EXERCISE MATERIAL:
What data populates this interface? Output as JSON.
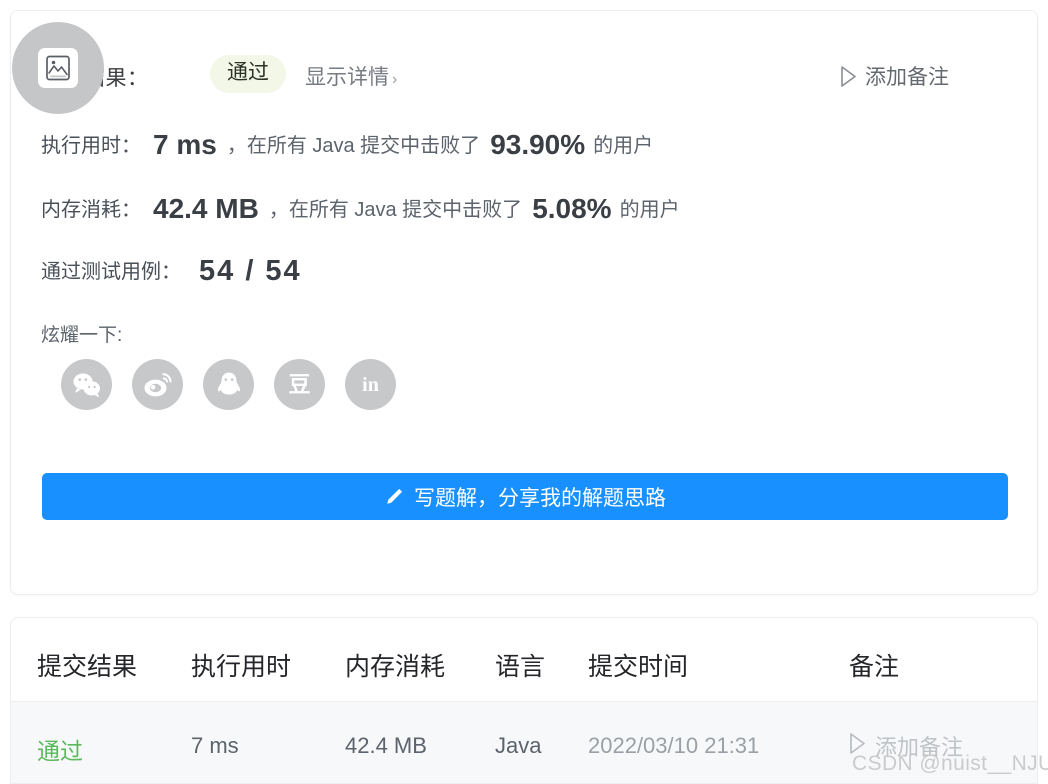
{
  "result_card": {
    "result_label": "执行结果：",
    "status_badge": "通过",
    "detail_link": "显示详情",
    "detail_chevron": "›",
    "add_note": "添加备注",
    "runtime": {
      "label": "执行用时：",
      "value": "7 ms",
      "middle": "，在所有 Java 提交中击败了",
      "percent": "93.90%",
      "suffix": "的用户"
    },
    "memory": {
      "label": "内存消耗：",
      "value": "42.4 MB",
      "middle": "，在所有 Java 提交中击败了",
      "percent": "5.08%",
      "suffix": "的用户"
    },
    "testcases": {
      "label": "通过测试用例：",
      "value": "54 / 54"
    },
    "share": {
      "title": "炫耀一下:",
      "items": [
        {
          "name": "wechat-share",
          "label": "微信"
        },
        {
          "name": "weibo-share",
          "label": "微博"
        },
        {
          "name": "qq-share",
          "label": "QQ"
        },
        {
          "name": "douban-share",
          "label": "豆"
        },
        {
          "name": "linkedin-share",
          "label": "in"
        }
      ]
    },
    "write_button": "写题解，分享我的解题思路"
  },
  "submissions_table": {
    "headers": [
      "提交结果",
      "执行用时",
      "内存消耗",
      "语言",
      "提交时间",
      "备注"
    ],
    "rows": [
      {
        "result": "通过",
        "runtime": "7 ms",
        "memory": "42.4 MB",
        "language": "Java",
        "submitted_at": "2022/03/10 21:31",
        "note": "添加备注"
      }
    ]
  },
  "overlay": {
    "watermark": "CSDN @nuist__NJUPT"
  },
  "colors": {
    "primary_blue": "#1890ff",
    "pass_green": "#5cb85c",
    "badge_bg": "#f2f7e8",
    "row_bg": "#f7f8f9",
    "text_main": "#3c3f41",
    "text_muted": "#9aa0a6"
  }
}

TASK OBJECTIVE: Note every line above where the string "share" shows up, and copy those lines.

SOLVED EXERCISE:
    "share": {
          "name": "wechat-share",
          "name": "weibo-share",
          "name": "qq-share",
          "name": "douban-share",
          "name": "linkedin-share",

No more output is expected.